- Opening Delimiter -

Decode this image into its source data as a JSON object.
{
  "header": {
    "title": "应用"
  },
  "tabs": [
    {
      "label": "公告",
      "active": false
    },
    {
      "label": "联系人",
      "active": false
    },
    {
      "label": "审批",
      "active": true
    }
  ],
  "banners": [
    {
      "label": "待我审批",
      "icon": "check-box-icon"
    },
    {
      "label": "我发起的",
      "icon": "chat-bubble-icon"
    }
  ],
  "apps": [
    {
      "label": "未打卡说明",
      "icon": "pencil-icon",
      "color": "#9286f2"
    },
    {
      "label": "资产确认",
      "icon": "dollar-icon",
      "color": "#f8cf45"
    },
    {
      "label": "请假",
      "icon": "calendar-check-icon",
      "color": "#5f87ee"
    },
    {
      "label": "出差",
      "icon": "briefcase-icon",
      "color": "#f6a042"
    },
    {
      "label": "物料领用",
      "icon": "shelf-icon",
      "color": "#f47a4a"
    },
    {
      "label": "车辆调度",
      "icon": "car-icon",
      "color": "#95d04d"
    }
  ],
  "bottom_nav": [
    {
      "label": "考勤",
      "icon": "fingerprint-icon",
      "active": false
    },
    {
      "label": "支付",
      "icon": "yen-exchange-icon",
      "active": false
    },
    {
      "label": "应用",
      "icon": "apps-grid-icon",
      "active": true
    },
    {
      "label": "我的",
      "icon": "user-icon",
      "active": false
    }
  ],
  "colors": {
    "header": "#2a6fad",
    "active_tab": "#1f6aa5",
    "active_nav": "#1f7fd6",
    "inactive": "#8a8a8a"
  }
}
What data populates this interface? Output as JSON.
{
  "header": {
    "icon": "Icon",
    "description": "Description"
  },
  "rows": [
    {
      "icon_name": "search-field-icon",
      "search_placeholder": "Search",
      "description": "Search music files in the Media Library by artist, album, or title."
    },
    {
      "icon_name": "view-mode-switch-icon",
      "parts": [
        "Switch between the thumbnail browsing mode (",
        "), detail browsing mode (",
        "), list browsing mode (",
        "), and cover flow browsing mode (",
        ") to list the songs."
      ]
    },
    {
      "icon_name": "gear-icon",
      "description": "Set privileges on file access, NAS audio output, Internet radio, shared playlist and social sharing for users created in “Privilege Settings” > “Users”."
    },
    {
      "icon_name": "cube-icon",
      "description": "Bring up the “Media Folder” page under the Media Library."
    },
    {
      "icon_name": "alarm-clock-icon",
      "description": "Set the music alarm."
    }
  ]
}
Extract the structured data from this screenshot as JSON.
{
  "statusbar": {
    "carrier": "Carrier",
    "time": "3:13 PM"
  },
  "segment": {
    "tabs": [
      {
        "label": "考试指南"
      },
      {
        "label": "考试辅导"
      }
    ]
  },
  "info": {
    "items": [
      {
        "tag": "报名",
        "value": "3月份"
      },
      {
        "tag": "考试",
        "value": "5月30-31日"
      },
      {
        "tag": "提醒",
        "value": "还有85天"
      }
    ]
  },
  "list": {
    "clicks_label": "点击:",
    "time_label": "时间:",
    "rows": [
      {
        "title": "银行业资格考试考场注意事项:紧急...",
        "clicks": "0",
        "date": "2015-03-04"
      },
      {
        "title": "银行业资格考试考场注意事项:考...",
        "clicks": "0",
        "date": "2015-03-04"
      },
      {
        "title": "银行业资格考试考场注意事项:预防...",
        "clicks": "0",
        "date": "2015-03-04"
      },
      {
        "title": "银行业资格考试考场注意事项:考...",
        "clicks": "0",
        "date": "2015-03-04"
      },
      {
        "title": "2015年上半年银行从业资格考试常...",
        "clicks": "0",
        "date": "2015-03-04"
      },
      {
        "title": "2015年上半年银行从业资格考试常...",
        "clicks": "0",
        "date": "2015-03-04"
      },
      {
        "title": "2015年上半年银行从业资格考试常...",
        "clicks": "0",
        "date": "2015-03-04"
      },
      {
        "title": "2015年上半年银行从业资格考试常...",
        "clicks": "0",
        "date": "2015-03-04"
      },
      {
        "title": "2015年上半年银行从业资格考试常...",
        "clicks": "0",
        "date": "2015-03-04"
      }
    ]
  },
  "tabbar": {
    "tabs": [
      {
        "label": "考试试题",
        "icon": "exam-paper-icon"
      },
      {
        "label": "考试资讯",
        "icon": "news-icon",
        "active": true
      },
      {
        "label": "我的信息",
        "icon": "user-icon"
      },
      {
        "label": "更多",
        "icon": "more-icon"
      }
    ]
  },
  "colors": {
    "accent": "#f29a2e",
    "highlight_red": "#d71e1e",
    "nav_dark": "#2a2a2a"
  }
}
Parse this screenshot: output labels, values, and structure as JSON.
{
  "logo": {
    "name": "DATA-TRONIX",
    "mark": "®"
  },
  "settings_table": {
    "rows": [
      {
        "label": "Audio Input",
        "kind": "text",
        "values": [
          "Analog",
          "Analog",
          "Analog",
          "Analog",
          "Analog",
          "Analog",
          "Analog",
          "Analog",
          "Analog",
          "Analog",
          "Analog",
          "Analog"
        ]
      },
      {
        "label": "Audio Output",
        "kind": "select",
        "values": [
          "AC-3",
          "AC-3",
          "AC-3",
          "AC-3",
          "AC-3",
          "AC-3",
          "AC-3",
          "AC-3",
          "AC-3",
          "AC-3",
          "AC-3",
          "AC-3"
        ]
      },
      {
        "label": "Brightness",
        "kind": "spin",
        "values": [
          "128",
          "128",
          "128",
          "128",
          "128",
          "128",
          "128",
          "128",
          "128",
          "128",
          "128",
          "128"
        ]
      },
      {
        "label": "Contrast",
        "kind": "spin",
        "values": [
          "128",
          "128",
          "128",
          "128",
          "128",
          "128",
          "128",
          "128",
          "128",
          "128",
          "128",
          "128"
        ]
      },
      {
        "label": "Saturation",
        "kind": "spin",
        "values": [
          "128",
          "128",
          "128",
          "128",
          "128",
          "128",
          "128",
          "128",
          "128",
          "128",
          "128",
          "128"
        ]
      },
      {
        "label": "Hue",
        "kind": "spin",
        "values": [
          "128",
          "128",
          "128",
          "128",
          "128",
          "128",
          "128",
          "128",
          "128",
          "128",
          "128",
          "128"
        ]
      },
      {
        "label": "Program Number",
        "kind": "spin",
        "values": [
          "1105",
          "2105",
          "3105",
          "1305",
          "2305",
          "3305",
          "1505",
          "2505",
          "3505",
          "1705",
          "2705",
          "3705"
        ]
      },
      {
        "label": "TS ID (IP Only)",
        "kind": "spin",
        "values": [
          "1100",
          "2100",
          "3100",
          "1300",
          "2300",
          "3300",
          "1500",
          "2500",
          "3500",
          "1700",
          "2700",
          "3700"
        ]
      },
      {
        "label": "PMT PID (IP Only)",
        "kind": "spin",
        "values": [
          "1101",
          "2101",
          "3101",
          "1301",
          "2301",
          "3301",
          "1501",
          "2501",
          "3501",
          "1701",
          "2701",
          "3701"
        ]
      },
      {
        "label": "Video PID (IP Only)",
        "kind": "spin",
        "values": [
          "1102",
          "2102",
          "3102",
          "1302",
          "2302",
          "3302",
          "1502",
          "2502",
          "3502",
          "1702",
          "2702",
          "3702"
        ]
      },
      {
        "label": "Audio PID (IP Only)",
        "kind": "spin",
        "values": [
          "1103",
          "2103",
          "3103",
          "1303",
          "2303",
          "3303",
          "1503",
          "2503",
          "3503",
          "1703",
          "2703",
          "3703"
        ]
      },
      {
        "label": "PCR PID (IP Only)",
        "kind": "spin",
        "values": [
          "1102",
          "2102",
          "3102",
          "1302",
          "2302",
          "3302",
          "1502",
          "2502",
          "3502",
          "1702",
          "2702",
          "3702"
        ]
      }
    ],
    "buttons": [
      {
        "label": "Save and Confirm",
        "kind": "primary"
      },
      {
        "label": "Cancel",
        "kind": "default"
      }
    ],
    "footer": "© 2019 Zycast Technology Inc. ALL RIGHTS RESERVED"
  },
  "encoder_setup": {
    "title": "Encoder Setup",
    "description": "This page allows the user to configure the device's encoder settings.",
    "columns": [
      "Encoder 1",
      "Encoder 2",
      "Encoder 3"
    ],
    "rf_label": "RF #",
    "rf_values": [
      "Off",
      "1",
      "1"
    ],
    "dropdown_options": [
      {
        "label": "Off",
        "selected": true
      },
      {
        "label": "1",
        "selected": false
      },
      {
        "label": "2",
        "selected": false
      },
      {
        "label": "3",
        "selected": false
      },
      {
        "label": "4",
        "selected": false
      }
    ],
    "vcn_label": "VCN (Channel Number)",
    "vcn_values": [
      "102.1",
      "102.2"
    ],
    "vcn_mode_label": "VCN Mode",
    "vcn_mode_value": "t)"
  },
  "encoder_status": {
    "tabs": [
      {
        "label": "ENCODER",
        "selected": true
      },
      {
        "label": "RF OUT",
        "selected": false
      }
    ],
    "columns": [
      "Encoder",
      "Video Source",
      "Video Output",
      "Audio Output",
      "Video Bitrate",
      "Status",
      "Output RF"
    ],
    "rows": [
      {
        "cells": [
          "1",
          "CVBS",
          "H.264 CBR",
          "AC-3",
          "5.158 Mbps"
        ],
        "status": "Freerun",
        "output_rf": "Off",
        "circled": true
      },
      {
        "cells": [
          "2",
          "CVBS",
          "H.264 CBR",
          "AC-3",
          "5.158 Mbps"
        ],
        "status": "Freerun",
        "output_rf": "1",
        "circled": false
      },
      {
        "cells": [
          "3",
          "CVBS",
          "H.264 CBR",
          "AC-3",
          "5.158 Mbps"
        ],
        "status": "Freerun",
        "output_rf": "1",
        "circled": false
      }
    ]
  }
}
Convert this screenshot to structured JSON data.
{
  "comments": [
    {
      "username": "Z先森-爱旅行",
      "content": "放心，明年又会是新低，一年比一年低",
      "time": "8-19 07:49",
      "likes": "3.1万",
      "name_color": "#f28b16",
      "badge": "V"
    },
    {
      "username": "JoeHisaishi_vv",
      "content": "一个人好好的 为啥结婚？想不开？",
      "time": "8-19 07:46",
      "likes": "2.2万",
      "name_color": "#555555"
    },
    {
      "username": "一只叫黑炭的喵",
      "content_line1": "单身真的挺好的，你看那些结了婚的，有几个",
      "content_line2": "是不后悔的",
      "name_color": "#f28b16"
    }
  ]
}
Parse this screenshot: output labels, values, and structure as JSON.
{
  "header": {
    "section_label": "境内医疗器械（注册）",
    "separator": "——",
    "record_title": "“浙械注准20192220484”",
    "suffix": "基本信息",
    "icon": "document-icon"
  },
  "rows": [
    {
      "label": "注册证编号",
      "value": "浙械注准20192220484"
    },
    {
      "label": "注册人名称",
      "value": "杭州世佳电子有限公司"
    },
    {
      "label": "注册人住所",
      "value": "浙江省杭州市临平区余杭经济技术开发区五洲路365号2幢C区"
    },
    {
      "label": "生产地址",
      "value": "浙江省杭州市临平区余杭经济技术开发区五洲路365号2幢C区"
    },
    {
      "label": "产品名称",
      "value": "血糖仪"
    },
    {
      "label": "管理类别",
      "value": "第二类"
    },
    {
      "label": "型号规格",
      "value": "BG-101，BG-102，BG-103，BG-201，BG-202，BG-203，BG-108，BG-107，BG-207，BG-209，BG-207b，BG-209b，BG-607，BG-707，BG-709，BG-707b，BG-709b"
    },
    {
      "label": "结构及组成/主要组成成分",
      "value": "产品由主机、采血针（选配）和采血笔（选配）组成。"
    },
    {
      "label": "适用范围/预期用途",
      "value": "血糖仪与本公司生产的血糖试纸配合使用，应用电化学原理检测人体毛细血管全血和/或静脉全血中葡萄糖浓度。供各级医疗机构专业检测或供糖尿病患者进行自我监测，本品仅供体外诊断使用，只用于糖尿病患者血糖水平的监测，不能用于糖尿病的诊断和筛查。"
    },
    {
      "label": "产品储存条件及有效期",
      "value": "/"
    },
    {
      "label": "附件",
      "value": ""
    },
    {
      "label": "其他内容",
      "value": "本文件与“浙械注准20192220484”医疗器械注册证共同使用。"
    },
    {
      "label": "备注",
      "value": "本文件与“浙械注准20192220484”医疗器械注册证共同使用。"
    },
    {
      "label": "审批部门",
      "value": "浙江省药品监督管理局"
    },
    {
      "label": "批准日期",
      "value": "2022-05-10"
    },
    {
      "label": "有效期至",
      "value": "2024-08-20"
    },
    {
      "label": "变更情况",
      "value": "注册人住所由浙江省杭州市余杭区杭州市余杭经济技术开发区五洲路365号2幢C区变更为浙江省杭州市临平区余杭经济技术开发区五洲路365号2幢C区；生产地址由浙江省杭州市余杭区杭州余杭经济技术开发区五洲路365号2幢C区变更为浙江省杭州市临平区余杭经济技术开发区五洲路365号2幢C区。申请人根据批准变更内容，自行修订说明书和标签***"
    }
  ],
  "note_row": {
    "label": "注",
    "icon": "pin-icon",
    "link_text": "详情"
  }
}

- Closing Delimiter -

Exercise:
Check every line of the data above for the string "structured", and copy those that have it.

Final answer:
Extract the structured data from this screenshot as JSON.
Convert this screenshot to structured JSON data.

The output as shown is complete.